FLORENCE, Ala. (WAFF) - It’s been one year since the Paycheck Protection Program was established, to help small business owners keep their doors open.
The program has helped many businesses around the Tennessee Valley.
When the pandemic first started Sandi McGee had no idea her business, Geronimo, would be closed for six weeks.
“When that extended out, you know, it got scary and bankers and accountants and all the people around us were dealing with the unknown and so it was a little scary,” said McGee.
She said the Paycheck Protection program made all the difference in being able to keep her company afloat while their doors were closed.
“There is no doubt that the PPP kept us in a place to where we are going to be OK and without the PPP I would have essentially lost every bit of the momentum that I’ve built over the 14 years that we’ve been open,” said McGee.
Like her business, the PPP program has helped many small businesses across the U.S, sending over $700 billion in forgivable loans to struggling businesses in the last year.
McGee said the pandemic has pushed her to be creative in keeping the door of her business open.
“I know its made me a better owner and I’m hoping that it’s really pushed us all to a limit where we had to think outside the box,” said McGee.
Not only did she receive the first and second round of PPP loans, but she also received the Florence First Grant, a relief grant offering special economic assistance to small businesses which she said kept the momentum of her business going.

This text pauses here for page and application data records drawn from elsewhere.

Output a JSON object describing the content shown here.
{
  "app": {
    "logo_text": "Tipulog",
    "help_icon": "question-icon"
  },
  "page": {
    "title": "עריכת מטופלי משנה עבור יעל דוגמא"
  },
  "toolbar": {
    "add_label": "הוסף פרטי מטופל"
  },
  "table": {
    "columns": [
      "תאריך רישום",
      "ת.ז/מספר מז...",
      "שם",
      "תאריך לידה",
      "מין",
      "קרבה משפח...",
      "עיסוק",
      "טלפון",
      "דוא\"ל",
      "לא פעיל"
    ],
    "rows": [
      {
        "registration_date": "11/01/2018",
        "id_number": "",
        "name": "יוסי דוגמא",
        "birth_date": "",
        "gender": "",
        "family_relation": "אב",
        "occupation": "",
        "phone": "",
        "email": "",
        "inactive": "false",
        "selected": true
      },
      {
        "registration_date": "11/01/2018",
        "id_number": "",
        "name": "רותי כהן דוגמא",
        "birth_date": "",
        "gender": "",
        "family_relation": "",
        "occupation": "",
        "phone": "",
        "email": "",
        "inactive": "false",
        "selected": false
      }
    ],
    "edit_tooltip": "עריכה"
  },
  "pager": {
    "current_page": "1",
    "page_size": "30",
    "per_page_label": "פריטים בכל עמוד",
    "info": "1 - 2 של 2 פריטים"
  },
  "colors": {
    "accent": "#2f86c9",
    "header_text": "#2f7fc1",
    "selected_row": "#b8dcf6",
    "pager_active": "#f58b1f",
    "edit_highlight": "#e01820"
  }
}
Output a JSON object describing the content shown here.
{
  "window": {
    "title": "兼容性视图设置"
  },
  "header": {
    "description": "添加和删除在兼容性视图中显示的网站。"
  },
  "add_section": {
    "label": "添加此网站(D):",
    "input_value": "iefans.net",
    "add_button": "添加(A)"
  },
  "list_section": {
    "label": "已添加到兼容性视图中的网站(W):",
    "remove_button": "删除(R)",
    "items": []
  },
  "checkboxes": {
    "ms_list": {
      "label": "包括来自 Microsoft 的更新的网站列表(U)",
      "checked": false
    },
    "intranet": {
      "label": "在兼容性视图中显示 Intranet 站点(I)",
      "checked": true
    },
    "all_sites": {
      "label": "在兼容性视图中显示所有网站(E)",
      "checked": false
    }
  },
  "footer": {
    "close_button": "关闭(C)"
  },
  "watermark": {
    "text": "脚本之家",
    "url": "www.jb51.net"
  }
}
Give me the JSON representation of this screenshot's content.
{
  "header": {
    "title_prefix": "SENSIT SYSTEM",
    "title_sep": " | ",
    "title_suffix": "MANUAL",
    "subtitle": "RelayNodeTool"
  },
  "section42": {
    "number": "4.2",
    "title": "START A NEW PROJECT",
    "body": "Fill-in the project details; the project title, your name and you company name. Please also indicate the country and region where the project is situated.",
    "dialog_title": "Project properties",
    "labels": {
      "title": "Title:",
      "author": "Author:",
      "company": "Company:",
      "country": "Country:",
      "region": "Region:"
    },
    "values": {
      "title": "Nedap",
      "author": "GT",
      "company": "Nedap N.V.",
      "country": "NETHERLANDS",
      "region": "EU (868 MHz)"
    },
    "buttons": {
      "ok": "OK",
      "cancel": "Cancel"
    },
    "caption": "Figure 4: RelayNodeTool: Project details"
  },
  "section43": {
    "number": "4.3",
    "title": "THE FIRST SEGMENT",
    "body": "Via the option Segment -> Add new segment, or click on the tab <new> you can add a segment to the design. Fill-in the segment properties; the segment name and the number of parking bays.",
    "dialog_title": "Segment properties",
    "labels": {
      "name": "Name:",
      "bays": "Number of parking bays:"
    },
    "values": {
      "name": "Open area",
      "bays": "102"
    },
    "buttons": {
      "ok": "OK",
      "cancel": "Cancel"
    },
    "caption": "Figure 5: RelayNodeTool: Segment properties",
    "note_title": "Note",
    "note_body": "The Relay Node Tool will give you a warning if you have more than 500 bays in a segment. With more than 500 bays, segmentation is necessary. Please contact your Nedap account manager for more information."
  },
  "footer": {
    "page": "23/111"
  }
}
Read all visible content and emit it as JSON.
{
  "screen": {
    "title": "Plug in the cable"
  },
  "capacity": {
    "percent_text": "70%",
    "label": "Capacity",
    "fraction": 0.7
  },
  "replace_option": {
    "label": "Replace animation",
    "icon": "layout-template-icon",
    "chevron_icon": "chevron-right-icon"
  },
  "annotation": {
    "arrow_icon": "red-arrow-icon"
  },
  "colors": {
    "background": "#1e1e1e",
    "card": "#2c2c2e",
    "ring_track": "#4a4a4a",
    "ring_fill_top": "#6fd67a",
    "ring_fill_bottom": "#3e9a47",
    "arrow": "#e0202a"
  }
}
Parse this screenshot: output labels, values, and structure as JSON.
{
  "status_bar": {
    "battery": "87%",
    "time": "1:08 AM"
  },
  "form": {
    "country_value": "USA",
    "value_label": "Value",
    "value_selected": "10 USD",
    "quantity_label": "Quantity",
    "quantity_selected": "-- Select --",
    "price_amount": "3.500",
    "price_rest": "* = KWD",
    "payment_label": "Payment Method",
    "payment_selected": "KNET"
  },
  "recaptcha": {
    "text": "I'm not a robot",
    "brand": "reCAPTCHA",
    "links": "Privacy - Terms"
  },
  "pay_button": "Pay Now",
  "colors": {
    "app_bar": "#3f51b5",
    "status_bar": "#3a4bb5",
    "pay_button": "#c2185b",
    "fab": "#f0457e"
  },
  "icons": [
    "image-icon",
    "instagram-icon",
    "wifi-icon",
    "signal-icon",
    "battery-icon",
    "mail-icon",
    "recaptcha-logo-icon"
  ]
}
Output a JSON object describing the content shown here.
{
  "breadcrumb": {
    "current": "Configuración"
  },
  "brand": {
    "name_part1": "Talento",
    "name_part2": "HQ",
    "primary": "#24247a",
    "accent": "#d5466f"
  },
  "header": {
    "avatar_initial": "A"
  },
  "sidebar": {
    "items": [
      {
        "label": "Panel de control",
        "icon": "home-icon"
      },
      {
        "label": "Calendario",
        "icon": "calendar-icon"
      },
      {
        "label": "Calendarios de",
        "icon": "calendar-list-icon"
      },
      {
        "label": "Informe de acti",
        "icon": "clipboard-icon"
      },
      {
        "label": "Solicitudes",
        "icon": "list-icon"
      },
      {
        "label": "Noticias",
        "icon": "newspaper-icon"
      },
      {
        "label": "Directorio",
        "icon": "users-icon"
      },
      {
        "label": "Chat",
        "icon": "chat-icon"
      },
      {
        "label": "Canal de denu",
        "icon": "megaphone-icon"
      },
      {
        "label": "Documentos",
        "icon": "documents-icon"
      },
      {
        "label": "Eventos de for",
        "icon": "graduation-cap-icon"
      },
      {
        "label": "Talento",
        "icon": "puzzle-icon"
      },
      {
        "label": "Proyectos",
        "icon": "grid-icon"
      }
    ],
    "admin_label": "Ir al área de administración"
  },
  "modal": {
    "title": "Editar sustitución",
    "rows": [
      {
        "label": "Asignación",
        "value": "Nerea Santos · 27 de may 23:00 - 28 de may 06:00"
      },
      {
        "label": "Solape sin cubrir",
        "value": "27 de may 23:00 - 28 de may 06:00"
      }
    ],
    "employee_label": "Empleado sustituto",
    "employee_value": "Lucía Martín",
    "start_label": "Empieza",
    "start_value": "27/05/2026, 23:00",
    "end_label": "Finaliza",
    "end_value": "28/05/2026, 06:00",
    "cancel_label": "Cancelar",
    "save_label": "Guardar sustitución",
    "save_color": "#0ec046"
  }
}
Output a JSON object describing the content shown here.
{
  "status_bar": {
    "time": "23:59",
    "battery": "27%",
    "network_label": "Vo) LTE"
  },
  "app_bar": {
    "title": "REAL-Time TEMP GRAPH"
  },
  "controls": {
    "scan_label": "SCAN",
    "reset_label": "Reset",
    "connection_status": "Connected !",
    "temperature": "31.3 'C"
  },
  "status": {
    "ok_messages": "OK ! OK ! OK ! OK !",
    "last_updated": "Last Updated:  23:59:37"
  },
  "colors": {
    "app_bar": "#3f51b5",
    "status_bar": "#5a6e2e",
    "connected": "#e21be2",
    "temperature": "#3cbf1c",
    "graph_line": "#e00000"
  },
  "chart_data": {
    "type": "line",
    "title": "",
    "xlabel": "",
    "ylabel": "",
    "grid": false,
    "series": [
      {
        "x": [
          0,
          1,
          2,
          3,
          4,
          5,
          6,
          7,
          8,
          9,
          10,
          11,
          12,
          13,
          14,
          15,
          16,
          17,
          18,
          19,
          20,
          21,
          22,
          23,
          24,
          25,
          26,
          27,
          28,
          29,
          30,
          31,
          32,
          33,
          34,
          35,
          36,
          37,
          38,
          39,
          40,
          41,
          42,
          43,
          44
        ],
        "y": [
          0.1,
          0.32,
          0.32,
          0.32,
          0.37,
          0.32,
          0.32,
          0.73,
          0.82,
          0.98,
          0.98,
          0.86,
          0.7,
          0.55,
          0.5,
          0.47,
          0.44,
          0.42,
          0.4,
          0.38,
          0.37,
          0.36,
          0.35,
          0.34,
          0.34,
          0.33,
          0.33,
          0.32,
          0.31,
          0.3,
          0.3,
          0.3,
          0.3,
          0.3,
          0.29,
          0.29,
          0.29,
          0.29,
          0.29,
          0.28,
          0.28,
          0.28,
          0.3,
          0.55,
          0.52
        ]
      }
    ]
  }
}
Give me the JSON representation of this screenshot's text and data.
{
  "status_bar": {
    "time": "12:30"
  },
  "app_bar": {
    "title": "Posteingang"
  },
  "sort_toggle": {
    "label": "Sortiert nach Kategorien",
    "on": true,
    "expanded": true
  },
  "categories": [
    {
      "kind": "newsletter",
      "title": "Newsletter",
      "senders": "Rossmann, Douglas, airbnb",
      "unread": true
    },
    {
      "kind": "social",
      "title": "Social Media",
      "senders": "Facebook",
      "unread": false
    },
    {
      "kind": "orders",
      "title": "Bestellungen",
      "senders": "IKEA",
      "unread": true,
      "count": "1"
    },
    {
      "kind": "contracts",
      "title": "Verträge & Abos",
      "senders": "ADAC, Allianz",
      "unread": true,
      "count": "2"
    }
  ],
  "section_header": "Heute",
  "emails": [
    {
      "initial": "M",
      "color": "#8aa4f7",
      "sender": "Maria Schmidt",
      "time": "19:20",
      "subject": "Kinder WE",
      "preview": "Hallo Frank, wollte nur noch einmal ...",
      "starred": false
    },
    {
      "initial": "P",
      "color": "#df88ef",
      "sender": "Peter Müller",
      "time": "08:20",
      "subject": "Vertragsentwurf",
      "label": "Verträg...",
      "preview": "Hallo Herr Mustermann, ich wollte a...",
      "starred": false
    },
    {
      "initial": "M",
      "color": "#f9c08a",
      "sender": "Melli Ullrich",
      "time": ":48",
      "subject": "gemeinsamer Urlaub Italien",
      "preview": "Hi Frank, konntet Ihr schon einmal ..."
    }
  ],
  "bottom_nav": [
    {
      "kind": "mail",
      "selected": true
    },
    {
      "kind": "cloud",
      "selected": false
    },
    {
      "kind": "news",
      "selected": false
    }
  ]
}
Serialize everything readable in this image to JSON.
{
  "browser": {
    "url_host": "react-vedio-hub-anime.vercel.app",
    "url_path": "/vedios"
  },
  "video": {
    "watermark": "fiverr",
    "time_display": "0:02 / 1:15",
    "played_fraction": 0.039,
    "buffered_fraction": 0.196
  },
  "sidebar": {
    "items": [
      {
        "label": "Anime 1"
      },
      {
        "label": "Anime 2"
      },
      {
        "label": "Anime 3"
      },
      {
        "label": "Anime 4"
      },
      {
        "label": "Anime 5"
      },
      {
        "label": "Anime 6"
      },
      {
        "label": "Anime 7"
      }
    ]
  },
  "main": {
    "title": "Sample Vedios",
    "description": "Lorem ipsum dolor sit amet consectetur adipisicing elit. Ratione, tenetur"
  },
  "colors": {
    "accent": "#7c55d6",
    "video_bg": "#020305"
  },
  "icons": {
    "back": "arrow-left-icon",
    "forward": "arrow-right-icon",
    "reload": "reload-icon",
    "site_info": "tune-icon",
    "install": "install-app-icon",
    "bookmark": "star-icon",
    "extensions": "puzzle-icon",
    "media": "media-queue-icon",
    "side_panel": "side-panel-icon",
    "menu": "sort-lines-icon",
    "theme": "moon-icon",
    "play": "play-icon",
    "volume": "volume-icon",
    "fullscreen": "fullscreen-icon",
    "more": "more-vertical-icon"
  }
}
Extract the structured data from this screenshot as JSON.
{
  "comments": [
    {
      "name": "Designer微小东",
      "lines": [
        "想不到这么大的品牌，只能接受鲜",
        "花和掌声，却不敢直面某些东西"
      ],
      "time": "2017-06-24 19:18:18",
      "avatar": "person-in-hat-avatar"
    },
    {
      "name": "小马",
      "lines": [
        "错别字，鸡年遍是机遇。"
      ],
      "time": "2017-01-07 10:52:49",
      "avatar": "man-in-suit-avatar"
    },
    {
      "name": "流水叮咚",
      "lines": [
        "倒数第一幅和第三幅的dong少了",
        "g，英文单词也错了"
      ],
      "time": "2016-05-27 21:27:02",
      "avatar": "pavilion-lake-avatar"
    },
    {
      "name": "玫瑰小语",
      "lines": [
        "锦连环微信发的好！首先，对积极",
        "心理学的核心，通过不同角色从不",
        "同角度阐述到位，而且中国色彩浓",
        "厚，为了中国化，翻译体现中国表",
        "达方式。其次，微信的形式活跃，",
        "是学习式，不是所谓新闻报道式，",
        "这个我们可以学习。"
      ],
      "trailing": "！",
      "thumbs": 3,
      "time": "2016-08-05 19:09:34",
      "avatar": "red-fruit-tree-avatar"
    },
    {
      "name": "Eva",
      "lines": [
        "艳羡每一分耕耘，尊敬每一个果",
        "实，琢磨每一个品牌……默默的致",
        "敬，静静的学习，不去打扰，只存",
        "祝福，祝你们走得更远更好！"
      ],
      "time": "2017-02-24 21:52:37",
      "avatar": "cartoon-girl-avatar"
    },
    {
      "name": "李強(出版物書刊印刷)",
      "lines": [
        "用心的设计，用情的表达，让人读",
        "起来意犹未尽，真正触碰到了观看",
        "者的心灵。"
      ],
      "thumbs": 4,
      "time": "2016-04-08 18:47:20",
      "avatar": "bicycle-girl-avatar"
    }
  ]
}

“I mean it made all the difference, it really did. We’re thriving. We see more and more people coming back daily, but we know that if we hadn’t been able to stay valid and keep our clients in the know of what we were doing and what we were working towards, without the PPP, without the Florence First, it would have been a different story,” said McGee.
To this day, PPP continues to deliver, with Congress extending the program until May 31.